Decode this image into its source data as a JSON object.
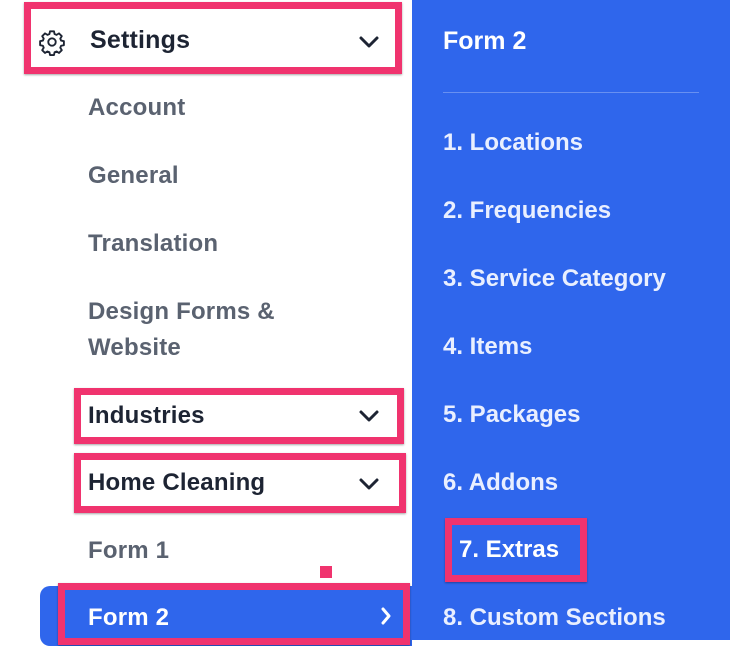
{
  "settings": {
    "label": "Settings",
    "icon": "gear-icon",
    "items": [
      {
        "label": "Account"
      },
      {
        "label": "General"
      },
      {
        "label": "Translation"
      },
      {
        "label": "Design Forms &"
      },
      {
        "label": "Website"
      }
    ]
  },
  "industries": {
    "label": "Industries"
  },
  "home_cleaning": {
    "label": "Home Cleaning",
    "forms": [
      {
        "label": "Form 1"
      },
      {
        "label": "Form 2"
      }
    ]
  },
  "panel": {
    "title": "Form 2",
    "items": [
      {
        "label": "1. Locations"
      },
      {
        "label": "2. Frequencies"
      },
      {
        "label": "3. Service Category"
      },
      {
        "label": "4. Items"
      },
      {
        "label": "5. Packages"
      },
      {
        "label": "6. Addons"
      },
      {
        "label": "7. Extras"
      },
      {
        "label": "8. Custom Sections"
      }
    ]
  },
  "colors": {
    "highlight": "#f0336e",
    "accent": "#2f66ec",
    "text_muted": "#5a6270",
    "text_dark": "#1d2433"
  }
}
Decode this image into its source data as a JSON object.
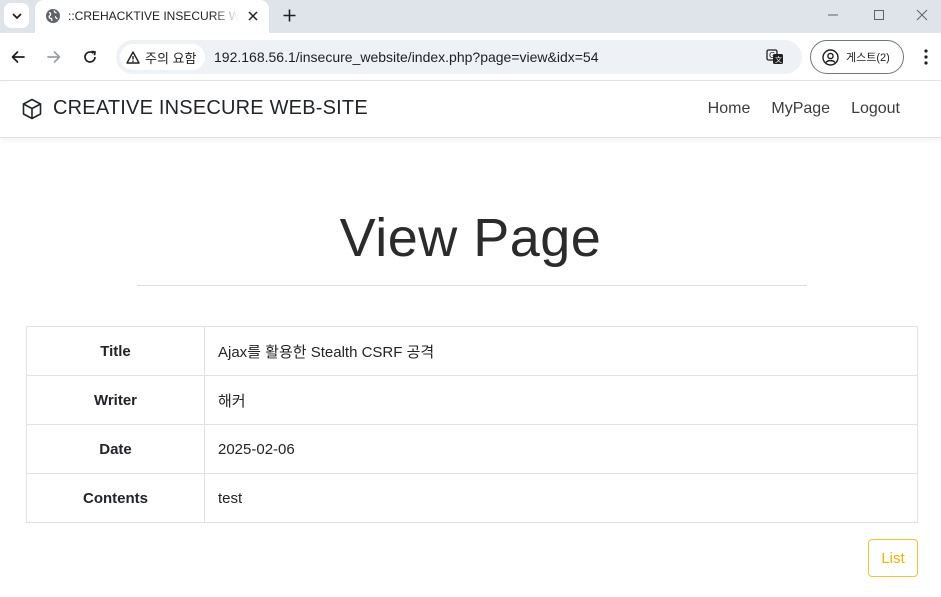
{
  "browser": {
    "tab_title": "::CREHACKTIVE INSECURE WEB-SITE::",
    "security_label": "주의 요함",
    "url": "192.168.56.1/insecure_website/index.php?page=view&idx=54",
    "profile_label": "게스트(2)"
  },
  "site": {
    "brand": "CREATIVE INSECURE WEB-SITE",
    "nav": [
      "Home",
      "MyPage",
      "Logout"
    ]
  },
  "page": {
    "heading": "View Page",
    "rows": [
      {
        "label": "Title",
        "value": "Ajax를 활용한 Stealth CSRF 공격"
      },
      {
        "label": "Writer",
        "value": "해커"
      },
      {
        "label": "Date",
        "value": "2025-02-06"
      },
      {
        "label": "Contents",
        "value": "test"
      }
    ],
    "list_button": "List"
  },
  "colors": {
    "tabbar_bg": "#dfe3ea",
    "omnibox_bg": "#eef1f6",
    "list_button_accent": "#f0b400"
  }
}
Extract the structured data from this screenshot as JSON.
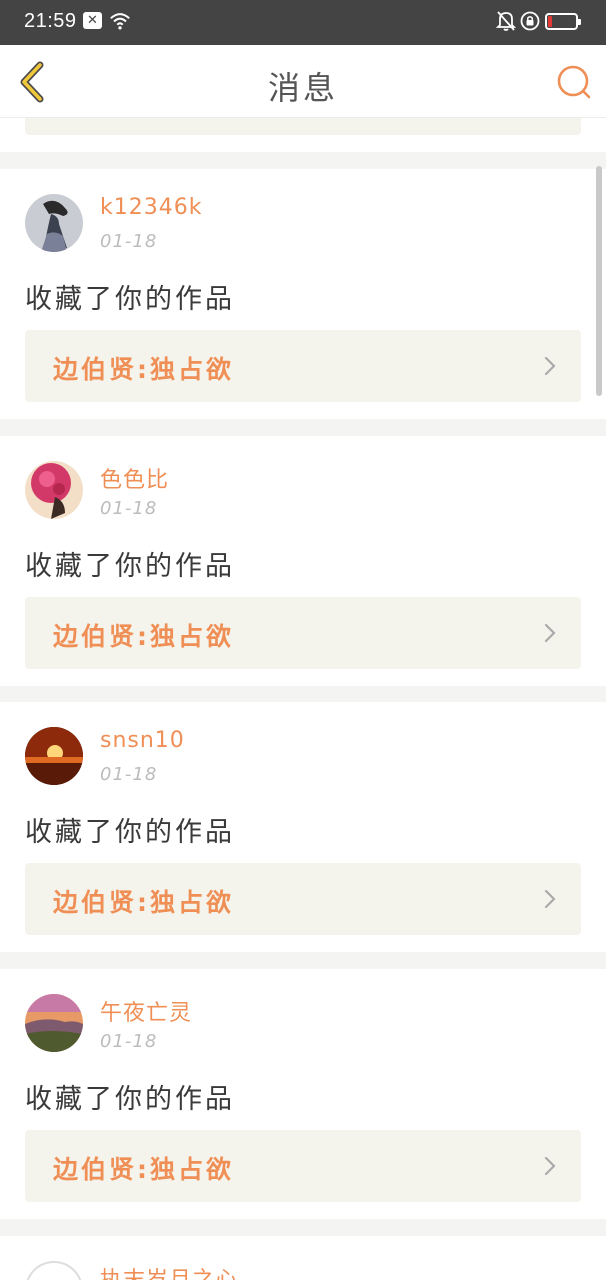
{
  "status_bar": {
    "time": "21:59",
    "icons": [
      "close-box-icon",
      "wifi-icon",
      "bell-off-icon",
      "lock-rotate-icon",
      "battery-low-icon"
    ]
  },
  "header": {
    "title": "消息",
    "back_icon": "chevron-left-icon",
    "search_icon": "search-icon"
  },
  "colors": {
    "accent": "#ef8f56",
    "back_arrow": "#f2c83b",
    "text_dark": "#3a3a3a",
    "date_gray": "#bcbcbc",
    "card_link_bg": "#f5f4ec"
  },
  "messages": [
    {
      "username": "k12346k",
      "date": "01-18",
      "action": "收藏了你的作品",
      "work_title": "边伯贤:独占欲"
    },
    {
      "username": "色色比",
      "date": "01-18",
      "action": "收藏了你的作品",
      "work_title": "边伯贤:独占欲"
    },
    {
      "username": "snsn10",
      "date": "01-18",
      "action": "收藏了你的作品",
      "work_title": "边伯贤:独占欲"
    },
    {
      "username": "午夜亡灵",
      "date": "01-18",
      "action": "收藏了你的作品",
      "work_title": "边伯贤:独占欲"
    },
    {
      "username": "执末岁月之心",
      "date": "",
      "action": "",
      "work_title": ""
    }
  ]
}
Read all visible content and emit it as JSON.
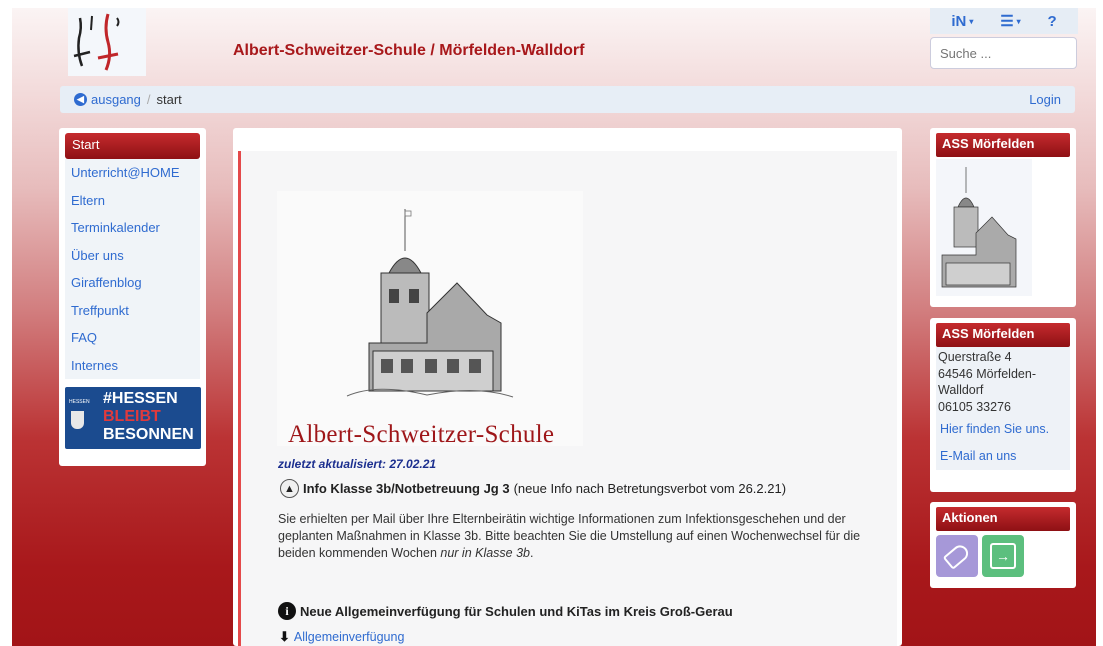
{
  "header": {
    "site_title": "Albert-Schweitzer-Schule / Mörfelden-Walldorf",
    "search_placeholder": "Suche ...",
    "icons": [
      "users-icon",
      "menu-icon",
      "help-icon"
    ]
  },
  "breadcrumb": {
    "back_label": "ausgang",
    "separator": "/",
    "current": "start",
    "login_label": "Login"
  },
  "sidebar": {
    "active": "Start",
    "items": [
      {
        "label": "Unterricht@HOME"
      },
      {
        "label": "Eltern"
      },
      {
        "label": "Terminkalender"
      },
      {
        "label": "Über uns"
      },
      {
        "label": "Giraffenblog"
      },
      {
        "label": "Treffpunkt"
      },
      {
        "label": "FAQ"
      },
      {
        "label": "Internes"
      }
    ],
    "banner": {
      "small": "HESSEN",
      "line1": "#HESSEN",
      "line2": "BLEIBT",
      "line3": "BESONNEN"
    }
  },
  "main": {
    "school_name": "Albert-Schweitzer-Schule",
    "updated": "zuletzt aktualisiert: 27.02.21",
    "info_title": "Info Klasse 3b/Notbetreuung Jg 3",
    "info_note": "(neue Info nach Betretungsverbot vom 26.2.21)",
    "paragraph_main": "Sie erhielten per Mail über Ihre Elternbeirätin wichtige Informationen zum Infektionsgeschehen und der geplanten Maßnahmen in Klasse 3b. Bitte beachten Sie die Umstellung auf einen Wochenwechsel für die beiden kommenden Wochen ",
    "paragraph_italic": "nur in Klasse 3b",
    "paragraph_end": ".",
    "news_title": "Neue Allgemeinverfügung für Schulen und KiTas im Kreis Groß-Gerau",
    "download_label": "Allgemeinverfügung"
  },
  "right": {
    "box1_title": "ASS Mörfelden",
    "box2_title": "ASS Mörfelden",
    "address": [
      "Querstraße 4",
      "64546 Mörfelden-",
      "Walldorf",
      "06105 33276"
    ],
    "find_link": "Hier finden Sie uns.",
    "mail_link": "E-Mail an uns",
    "box3_title": "Aktionen"
  },
  "colors": {
    "accent_red": "#a8181b",
    "link_blue": "#2f6bd0"
  }
}
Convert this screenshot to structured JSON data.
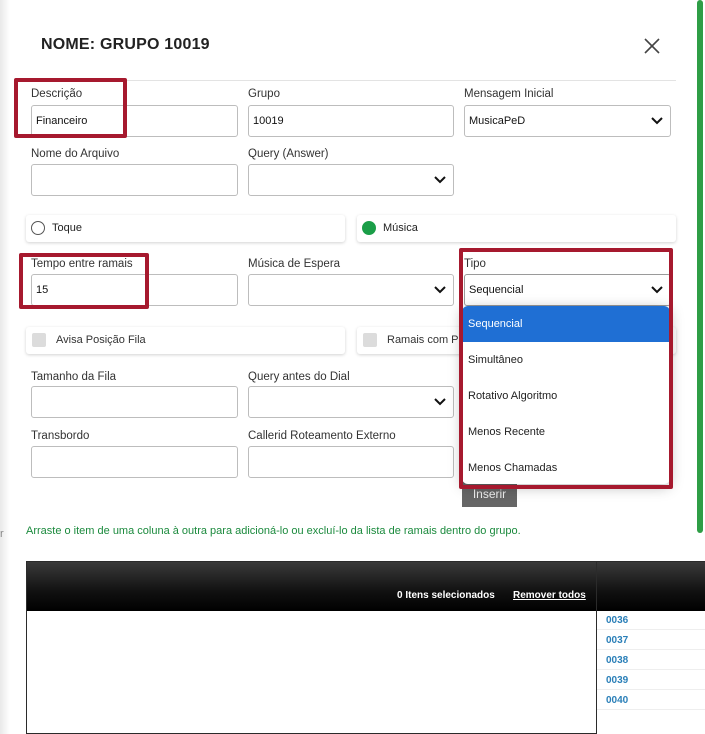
{
  "dialog": {
    "title": "NOME: GRUPO 10019"
  },
  "form": {
    "descricao": {
      "label": "Descrição",
      "value": "Financeiro"
    },
    "grupo": {
      "label": "Grupo",
      "value": "10019"
    },
    "mensagem_inicial": {
      "label": "Mensagem Inicial",
      "value": "MusicaPeD"
    },
    "nome_arquivo": {
      "label": "Nome do Arquivo",
      "value": ""
    },
    "query_answer": {
      "label": "Query (Answer)",
      "value": ""
    },
    "toque": {
      "label": "Toque",
      "selected": false
    },
    "musica": {
      "label": "Música",
      "selected": true
    },
    "tempo_entre_ramais": {
      "label": "Tempo entre ramais",
      "value": "15"
    },
    "musica_espera": {
      "label": "Música de Espera",
      "value": ""
    },
    "tipo": {
      "label": "Tipo",
      "value": "Sequencial"
    },
    "avisa_posicao_fila": {
      "label": "Avisa Posição Fila",
      "checked": false
    },
    "ramais_com": {
      "label": "Ramais com P",
      "checked": false
    },
    "tamanho_fila": {
      "label": "Tamanho da Fila",
      "value": ""
    },
    "query_antes_dial": {
      "label": "Query antes do Dial",
      "value": ""
    },
    "transbordo": {
      "label": "Transbordo",
      "value": ""
    },
    "callerid": {
      "label": "Callerid Roteamento Externo",
      "value": ""
    }
  },
  "tipo_dropdown": {
    "options": [
      "Sequencial",
      "Simultâneo",
      "Rotativo Algoritmo",
      "Menos Recente",
      "Menos Chamadas"
    ],
    "selected_index": 0
  },
  "insert_button": "Inserir",
  "hint_text": "Arraste o item de uma coluna à  outra para adicioná-lo ou excluí-lo da lista de ramais dentro do grupo.",
  "selected_panel": {
    "count_label": "0 Itens selecionados",
    "remove_all_label": "Remover todos"
  },
  "available_items": [
    "0036",
    "0037",
    "0038",
    "0039",
    "0040"
  ],
  "outside_text": "r",
  "colors": {
    "highlight": "#a6192e",
    "accent_green": "#1b9e48",
    "dropdown_selected": "#1f6fd4",
    "link_blue": "#2a7fb8",
    "hint_green": "#1b8a3d"
  }
}
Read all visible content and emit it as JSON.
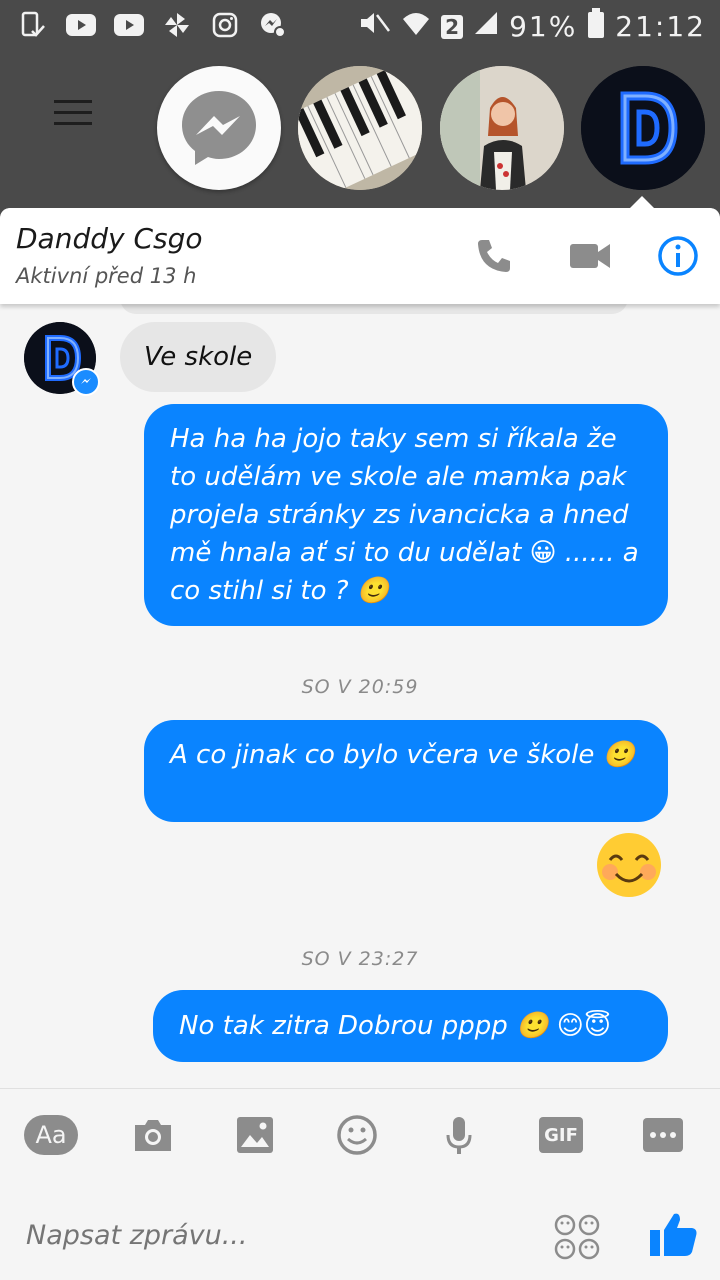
{
  "status_bar": {
    "left_icons": [
      "phone-check-icon",
      "youtube-icon",
      "youtube-icon",
      "pinwheel-icon",
      "instagram-icon",
      "messenger-notification-icon"
    ],
    "sim_number": "2",
    "battery": "91%",
    "time": "21:12"
  },
  "chat_heads": [
    "messenger-icon",
    "piano-avatar",
    "girl-avatar",
    "d-logo-avatar"
  ],
  "header": {
    "name": "Danddy Csgo",
    "status": "Aktivní před 13 h"
  },
  "messages": {
    "incoming_text": "Ve skole",
    "out1": "Ha ha ha jojo taky sem si říkala že to udělám ve skole ale mamka pak projela stránky zs ivancicka a hned mě hnala ať si to du udělat 😀 ...... a co stihl si to ? 🙂",
    "time1": "SO V 20:59",
    "out2": "A co jinak co bylo včera ve škole 🙂",
    "time2": "SO V 23:27",
    "out3": "No tak zitra Dobrou pppp 🙂 😊😇"
  },
  "toolbar": {
    "aa_label": "Aa",
    "gif_label": "GIF"
  },
  "composer": {
    "placeholder": "Napsat zprávu..."
  },
  "colors": {
    "accent": "#0a84ff",
    "incoming_bubble": "#e6e6e6",
    "status_bar": "#4a4a4a"
  }
}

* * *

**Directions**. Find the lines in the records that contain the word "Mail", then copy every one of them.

**Your response**.
    "paragraph_main": "Sie erhielten per Mail über Ihre Elternbeirätin wichtige Informationen zum Infektionsgeschehen und der geplanten Maßnahmen in Klasse 3b. Bitte beachten Sie die Umstellung auf einen Wochenwechsel für die beiden kommenden Wochen ",
    "mail_link": "E-Mail an uns",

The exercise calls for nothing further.